Note, Since the Sixth Edition of this Book, the Author has finished what he has so long promised, namely, The Psalms of David imitated in the Language of the New Testament; which the World has received with approbation, by the sale of some thousands in a Year's time. It is presumed that Book, in conjunction with this, may appear to be such a sufficient provision for Psalmody, as to answer most occasions of the Christian's Life: and, if an Author's own opinion may be taken, he esteems it the greatest Work that ever he has published, or ever hopes to do, for the use of the Churches,
March 3, 1719_20.
BOOK I. COLLECTED FROM THE SCRIPTURES,
la this Book several Hymns appear to be wanting. The reason is this: The first Book of Hymns comprises also the first in the order of time of Dr. Watts's divine Poems, so generally used in Public Worship, and when, a few years afterwards, the Doctor published his Psalms he transforred from this Book to that, all those Poems which be had composed on passages in the Psalms of David.
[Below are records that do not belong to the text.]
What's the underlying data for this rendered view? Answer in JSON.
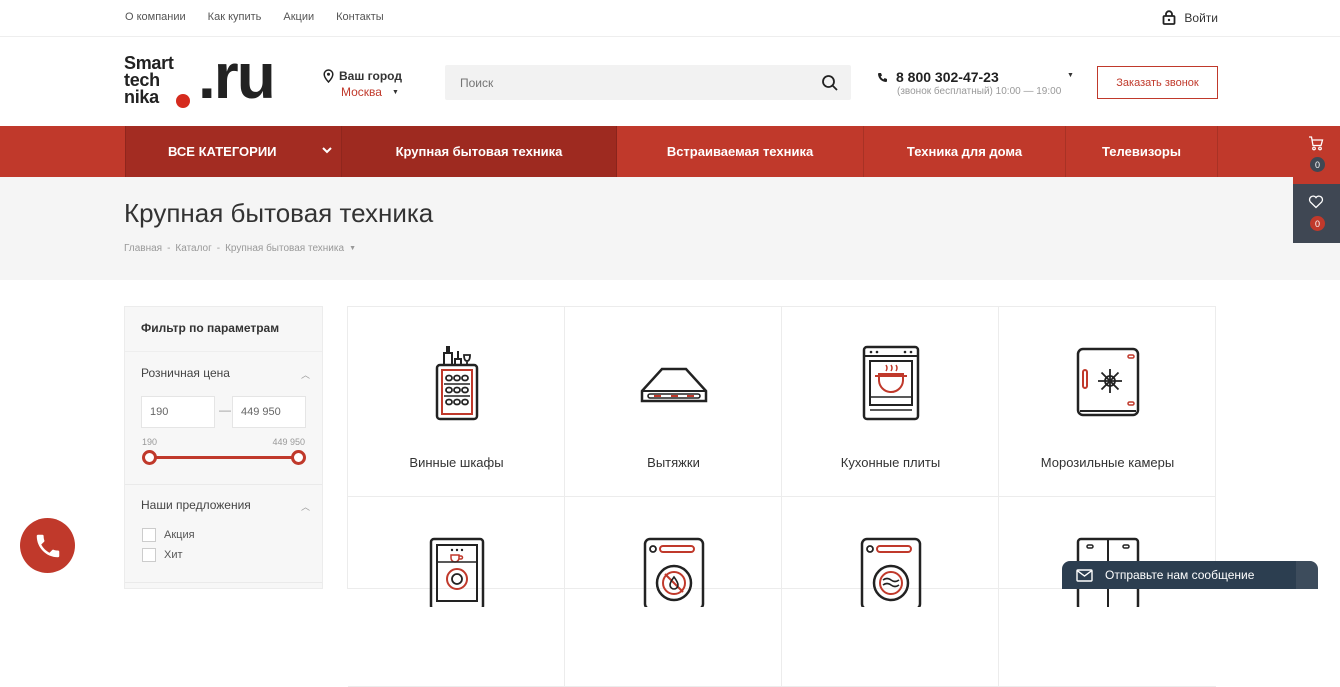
{
  "topnav": {
    "links": [
      "О компании",
      "Как купить",
      "Акции",
      "Контакты"
    ],
    "login_label": "Войти"
  },
  "logo": {
    "line1": "Smart",
    "line2": "tech",
    "line3": "nika",
    "big": ".ru"
  },
  "city": {
    "title": "Ваш город",
    "value": "Москва"
  },
  "search": {
    "placeholder": "Поиск"
  },
  "phone": {
    "number": "8 800 302-47-23",
    "hours": "(звонок бесплатный) 10:00 — 19:00"
  },
  "callback_label": "Заказать звонок",
  "menu": {
    "all_label": "ВСЕ КАТЕГОРИИ",
    "items": [
      "Крупная бытовая техника",
      "Встраиваемая техника",
      "Техника для дома",
      "Телевизоры"
    ]
  },
  "page": {
    "title": "Крупная бытовая техника",
    "breadcrumb": [
      "Главная",
      "Каталог",
      "Крупная бытовая техника"
    ]
  },
  "side": {
    "cart_count": "0",
    "fav_count": "0"
  },
  "filter": {
    "title": "Фильтр по параметрам",
    "price_title": "Розничная цена",
    "price_from": "190",
    "price_to": "449 950",
    "range_min": "190",
    "range_max": "449 950",
    "offers_title": "Наши предложения",
    "offers": [
      "Акция",
      "Хит"
    ]
  },
  "categories": [
    {
      "label": "Винные шкафы",
      "icon": "wine-cabinet-icon"
    },
    {
      "label": "Вытяжки",
      "icon": "hood-icon"
    },
    {
      "label": "Кухонные плиты",
      "icon": "stove-icon"
    },
    {
      "label": "Морозильные камеры",
      "icon": "freezer-icon"
    },
    {
      "label": "",
      "icon": "dishwasher-icon"
    },
    {
      "label": "",
      "icon": "dryer-icon"
    },
    {
      "label": "",
      "icon": "washer-icon"
    },
    {
      "label": "",
      "icon": "fridge-icon"
    }
  ],
  "chat": {
    "label": "Отправьте нам сообщение"
  },
  "colors": {
    "accent": "#c0392b",
    "dark": "#3f4753",
    "chat": "#2c3e50"
  }
}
The dumbers of tbe Hymns which are wanting are in the first
line below; those of the Psalms where they are to be found stand exactly underneath them. Hymns 4; 22 & 23; part of 24; 31; 33, 34, 35, 36, 37, 38; 43; 44; 46 & 47; Psalms 2; 125;
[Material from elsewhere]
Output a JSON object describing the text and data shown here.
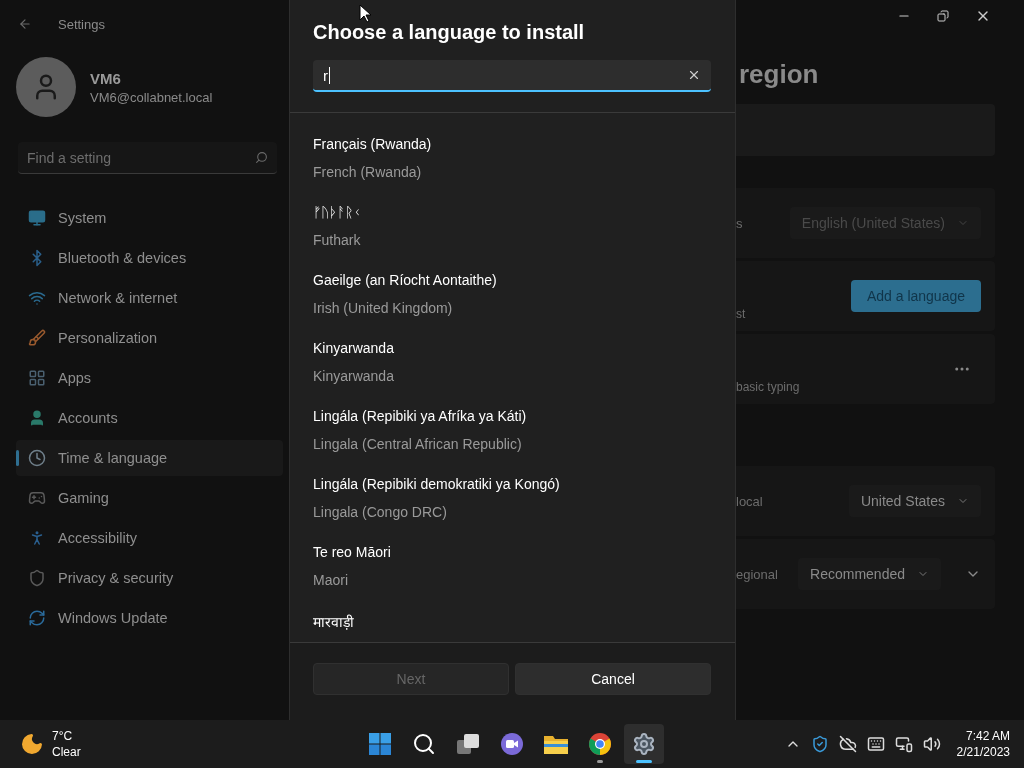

49; 1; 131, 134, 67, 73, 90, 84; 100; 133; 148 & 3;
A new Song to the Lamb that was slain. 1 BEHOLD the glories of the Lamb
Amidst bis Father's throne: Prepare new honours for his name,
And songs before unknown. 2 Let elders worship at his feet,
The church adore around, With vials full of odours sweet,
And harps of sweeter sound. 3 Those are the prayers of the saints,
And these the hymns they raise: Jesus is kind to our complaints,
He loves to hear our praise.
4 [Eternal Father, who shall look
Into thy secret will ?
And open every seal ?
The Son deserves it well;
Of heaven, and death, and hell!]
6 Now to the Lamb that once was slain
Be endless blessings paid ;
For ever on thy head. 7 Thou hast redeemed our souls with blood,
Hast set the prisoners free,
And we shall reign with thee. 8 The worlds of nature and of
grace Are put beneath thy power ; Then shorten these delaying days,
And bring the promis'd hour.
HYMN 2. Long Metre.
John 1, 1, 3, 14. Colossians 1. 16. Ephesians ul. 9, 10.
The Deity and Humanity of Christ. 1 ERE the blue heavens were stretch'd abroad
From everlasting was the word;
2 By his own power were all things made ;
By him supported all things stand;
And angels fly at his command. 3 Ere sin was born, or satan fell,
He led the host of morning stars ;
Or count the numbers of thy years ?)
The Word descends and dwells in clay,
Dress'd in such feeble flesh as they. 5 Mortals with joy beheld his face,
Th' eternal Father's only Son;
When through his eyes the godhead shone ! 6 Archangels leave their high abode
To learn new mysteries here, and tell
HYMN 3. Short Metre.
Luke 1. 30, &c. Luke 11. 10, 8c.
The Nativity of Christ.
1 BEHOLD, the grace appears,
The promise is fulfillid;
And Jesus is the child.